In your assessment, you should examine the double-edged sword nature of social media. Every conference urges attendees to post comments to social media. But if you evaluated those posts, you would find an overwhelming number of participants posting or only a few who seek to be role models.
As most events transition to have their own event app, examine whether that app pays for itself or whether it expedites posts to social media that can do more harm than good.
2) Develop a Crisis Communications Plan.
This must be a thorough, step-by-step document that guides you through the process of gathering information about your situation, confirming it, then disseminating an appropriate statement to all who need to receive an explanation.
Built into those five steps would be a predetermined process.
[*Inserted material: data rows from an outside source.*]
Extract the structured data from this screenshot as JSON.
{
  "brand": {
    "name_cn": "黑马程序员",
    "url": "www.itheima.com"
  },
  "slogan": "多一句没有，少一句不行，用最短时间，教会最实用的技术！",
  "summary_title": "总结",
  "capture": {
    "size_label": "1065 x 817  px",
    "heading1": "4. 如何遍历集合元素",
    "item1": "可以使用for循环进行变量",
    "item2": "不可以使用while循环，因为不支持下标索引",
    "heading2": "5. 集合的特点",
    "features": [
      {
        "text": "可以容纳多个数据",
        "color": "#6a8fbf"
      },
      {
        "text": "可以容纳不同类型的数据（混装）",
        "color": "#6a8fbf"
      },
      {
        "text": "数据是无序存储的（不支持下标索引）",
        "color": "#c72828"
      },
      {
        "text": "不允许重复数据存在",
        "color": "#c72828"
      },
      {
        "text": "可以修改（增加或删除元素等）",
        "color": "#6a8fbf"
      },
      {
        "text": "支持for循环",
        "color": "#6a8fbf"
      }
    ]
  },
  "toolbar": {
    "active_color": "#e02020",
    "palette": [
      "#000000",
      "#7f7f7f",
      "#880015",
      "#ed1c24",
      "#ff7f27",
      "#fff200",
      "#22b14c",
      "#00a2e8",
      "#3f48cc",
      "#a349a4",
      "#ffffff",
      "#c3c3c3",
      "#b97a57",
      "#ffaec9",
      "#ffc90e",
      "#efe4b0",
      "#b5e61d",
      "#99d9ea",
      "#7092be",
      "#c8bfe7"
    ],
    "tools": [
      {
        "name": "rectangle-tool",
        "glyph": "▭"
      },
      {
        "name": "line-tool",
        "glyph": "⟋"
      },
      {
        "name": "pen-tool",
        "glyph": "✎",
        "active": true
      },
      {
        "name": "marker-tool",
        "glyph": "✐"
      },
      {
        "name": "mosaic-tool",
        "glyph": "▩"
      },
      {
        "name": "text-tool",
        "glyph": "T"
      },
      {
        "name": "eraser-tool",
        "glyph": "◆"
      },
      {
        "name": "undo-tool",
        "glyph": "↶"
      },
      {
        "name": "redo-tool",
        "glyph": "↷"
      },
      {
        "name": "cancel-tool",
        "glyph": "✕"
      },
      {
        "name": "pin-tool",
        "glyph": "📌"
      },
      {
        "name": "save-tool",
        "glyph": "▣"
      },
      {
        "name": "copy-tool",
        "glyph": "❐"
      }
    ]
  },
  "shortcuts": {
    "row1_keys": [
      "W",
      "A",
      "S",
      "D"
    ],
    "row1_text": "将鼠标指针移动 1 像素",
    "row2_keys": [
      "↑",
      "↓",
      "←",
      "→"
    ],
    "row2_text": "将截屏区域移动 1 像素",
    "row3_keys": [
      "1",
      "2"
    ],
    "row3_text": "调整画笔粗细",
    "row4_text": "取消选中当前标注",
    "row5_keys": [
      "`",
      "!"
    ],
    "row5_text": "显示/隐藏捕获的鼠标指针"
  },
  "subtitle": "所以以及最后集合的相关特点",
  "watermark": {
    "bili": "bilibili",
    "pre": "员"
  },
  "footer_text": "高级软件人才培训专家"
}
Strategically and relentlessly monitoring social media at an event needs to be a 24/7 job assigned to up to three people. Should your listening team detect a potential situation, a key component is to find the individuals at the heart of the situation. You have to privately and separately speak to the accused and the accuser. Time is of the essence. Your initial goal is to listen in-person so the “situation” doesn’t play out on social media. Engaging on social media can amplify and magnify the situation.
In some situations, a formal statement must be made from the main stage of the event, with a possible mass email going out to all attendees, and in the case of associations, an email to all members. These actions are covered in steps three, four, and five.
3) Write out Pre-Written Statements.
Prepare these statements now, that you would use if and when they are needed. Start with the most troublesome and likely issues identified in your Vulnerability Assessment. Your statements must use fill-in-the-blank and multiple-choice options in order to remain timely. Because the speed of social media controls the initial narrative, these pre-written statements are three to six hours faster than if you tried to craft a perfect statement in the midst of your crisis and while still trying to run a successful event.
4) Train your spokesperson.
Someone has to be prepared to read the pre-written statement to your audience and then respond to tough questions. Essentially, you need to go through the same type of Media Training that corporate spokespeople go through. Many associations provide Media Training to their board members before the event.
5) Conduct a Crisis Communications Drill.
Test your team members, test your Crisis Communications Plan, test your Pre-Written Statements, and test your spokesperson.
Is all of this really necessary? Is it overkill? The answer lies in a simple mathematical formula in which you begin by calculating the financial damage one situation could cost your organization. Chances are the time and money you put into the five steps will be far less than the cost of letting a situation turn into a crisis.
Crisis communications and media training expert Gerard Braud, CSP, Fellow IEC is based in New Orleans. Organizations on five continents have relied on him to write their crisis communications plans and to train their spokespeople. He is the author of “Don’t Talk to the Media Until…”
More crisis communications articles: